After removing the duct tape, Murphy said, she walked to a service station at 31st and York Streets and called her sister about 5:50 a.m. on Aug. 27, 2006.

Tuck, 36, formerly of the Overbrook section of West Philadelphia, remains the only one of about six men identified and charged in Taylor's kidnapping, disappearance and apparent murder.

Today, Assistant District Attorney Gonen Haklay told the jury in his opening statement that the evidence would show that Taylor was a drug dealer.

Haklay called Tuck a "member of this conspiracy to rob this drug dealer of his money and his drugs."

Defense Attorney Gary Silver said he would present alibi witnesses to prove that Tuck was somewhere else at the time of the kidnapping.

"This is a story by one witness - Caren Murphy," Silver said, telling the jury that she lied and implicated Tuck because police did not initially believe her kidnapping story.

An earlier Common Pleas Court jury deadlocked in Tuck's first trial in May 2007.

Although Murphy's testimony was similar to hers in the first trial, Haklay in his opening statement revealed new evidence that was not available in the first trial.

Haklay said a federal drug agent working in South Jersey had helped investigators recover cell-phone records that led to a man named Lester Smith, a drug broker who Haklay said will testify about helping Taylor sell two kilograms of cocaine for about $40,000.

Haklay told the jury that the cell-phone records would show that Smith and another man were in contact with a third alleged drug dealer named Kevin Andrews.

Andrews' cell phone, in turn, was "in almost constant contact with Tuck's house" in the 6200 block of Jefferson Street, Haklay said.

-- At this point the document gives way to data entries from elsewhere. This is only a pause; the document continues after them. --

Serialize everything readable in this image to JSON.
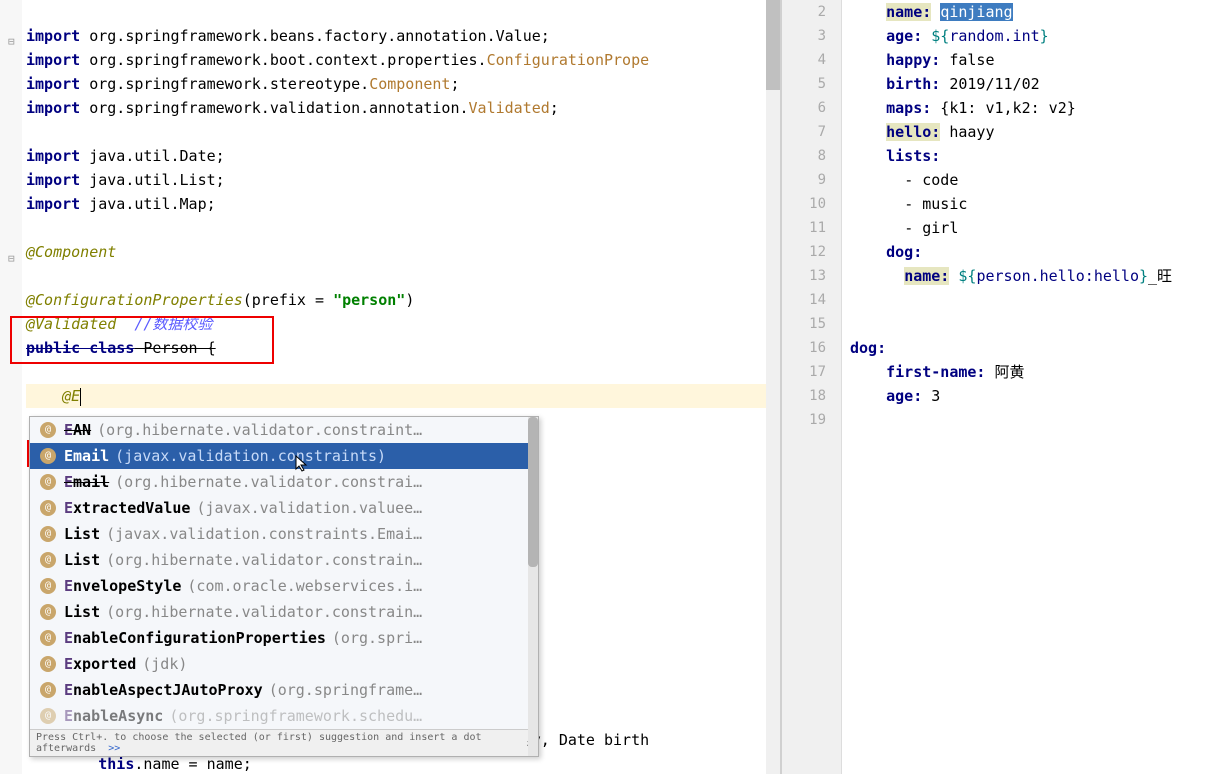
{
  "left_editor": {
    "imports": [
      {
        "kw": "import",
        "pkg": "org.springframework.beans.factory.annotation.",
        "cls": "Value",
        "end": ";"
      },
      {
        "kw": "import",
        "pkg": "org.springframework.boot.context.properties.",
        "cls": "ConfigurationPrope",
        "end": "",
        "hl": true
      },
      {
        "kw": "import",
        "pkg": "org.springframework.stereotype.",
        "cls": "Component",
        "end": ";",
        "hl": true
      },
      {
        "kw": "import",
        "pkg": "org.springframework.validation.annotation.",
        "cls": "Validated",
        "end": ";",
        "hl": true
      },
      {
        "kw": "",
        "pkg": "",
        "cls": "",
        "end": ""
      },
      {
        "kw": "import",
        "pkg": "java.util.Date",
        "cls": "",
        "end": ";"
      },
      {
        "kw": "import",
        "pkg": "java.util.List",
        "cls": "",
        "end": ";"
      },
      {
        "kw": "import",
        "pkg": "java.util.Map",
        "cls": "",
        "end": ";"
      }
    ],
    "ann_component": "@Component",
    "ann_cfg": "@ConfigurationProperties",
    "ann_cfg_args": "(prefix = ",
    "ann_cfg_str": "\"person\"",
    "ann_cfg_close": ")",
    "ann_validated": "@Validated",
    "validated_comment": "  //数据校验",
    "class_decl_kw": "public class",
    "class_decl_name": " Person {",
    "typing": "    @E",
    "ctor_line": "    public Person(String name, Integer age, Boolean happy, Date birth",
    "ctor_body_this": "        this",
    "ctor_body_rest": ".name = name;"
  },
  "autocomplete": {
    "hint": "Press Ctrl+. to choose the selected (or first) suggestion and insert a dot afterwards",
    "hint_link": ">>",
    "pi": "π",
    "items": [
      {
        "match": "E",
        "rest": "AN",
        "pkg": " (org.hibernate.validator.constraint…",
        "deprecated": true
      },
      {
        "match": "E",
        "rest": "mail",
        "pkg": " (javax.validation.constraints)",
        "selected": true
      },
      {
        "match": "E",
        "rest": "mail",
        "pkg": " (org.hibernate.validator.constrai…",
        "deprecated": true
      },
      {
        "match": "E",
        "rest": "xtractedValue",
        "pkg": " (javax.validation.valuee…"
      },
      {
        "match": "",
        "rest": "List",
        "pkg": " (javax.validation.constraints.Emai…"
      },
      {
        "match": "",
        "rest": "List",
        "pkg": " (org.hibernate.validator.constrain…"
      },
      {
        "match": "E",
        "rest": "nvelopeStyle",
        "pkg": " (com.oracle.webservices.i…"
      },
      {
        "match": "",
        "rest": "List",
        "pkg": " (org.hibernate.validator.constrain…"
      },
      {
        "match": "E",
        "rest": "nableConfigurationProperties",
        "pkg": " (org.spri…"
      },
      {
        "match": "E",
        "rest": "xported",
        "pkg": " (jdk)"
      },
      {
        "match": "E",
        "rest": "nableAspectJAutoProxy",
        "pkg": " (org.springframe…"
      },
      {
        "match": "E",
        "rest": "nableAsync",
        "pkg": " (org.springframework.schedu…",
        "faded": true
      }
    ]
  },
  "right_editor": {
    "lines": [
      {
        "num": "2",
        "indent": "    ",
        "key": "name:",
        "val": " qinjiang",
        "key_hl": true,
        "val_sel": true
      },
      {
        "num": "3",
        "indent": "    ",
        "key": "age:",
        "val_pre": " ",
        "expr": "${random.int}"
      },
      {
        "num": "4",
        "indent": "    ",
        "key": "happy:",
        "val": " false"
      },
      {
        "num": "5",
        "indent": "    ",
        "key": "birth:",
        "val": " 2019/11/02"
      },
      {
        "num": "6",
        "indent": "    ",
        "key": "maps:",
        "val": " {k1: v1,k2: v2}"
      },
      {
        "num": "7",
        "indent": "    ",
        "key": "hello:",
        "val": " haayy",
        "key_hl": true
      },
      {
        "num": "8",
        "indent": "    ",
        "key": "lists:",
        "val": ""
      },
      {
        "num": "9",
        "indent": "      ",
        "plain": "- code"
      },
      {
        "num": "10",
        "indent": "      ",
        "plain": "- music"
      },
      {
        "num": "11",
        "indent": "      ",
        "plain": "- girl"
      },
      {
        "num": "12",
        "indent": "    ",
        "key": "dog:",
        "val": ""
      },
      {
        "num": "13",
        "indent": "      ",
        "key": "name:",
        "val_pre": " ",
        "expr": "${person.hello:hello}",
        "expr_tail": "_旺",
        "key_hl": true
      },
      {
        "num": "14",
        "indent": "",
        "plain": ""
      },
      {
        "num": "15",
        "indent": "",
        "plain": ""
      },
      {
        "num": "16",
        "indent": "",
        "key": "dog:",
        "val": ""
      },
      {
        "num": "17",
        "indent": "    ",
        "key": "first-name:",
        "val": " 阿黄"
      },
      {
        "num": "18",
        "indent": "    ",
        "key": "age:",
        "val": " 3"
      },
      {
        "num": "19",
        "indent": "",
        "plain": ""
      }
    ]
  }
}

"Kevin Andrews still visits this defendant," Haklay said, gesturing toward Tuck. "He's been knee-deep in this from the first moment."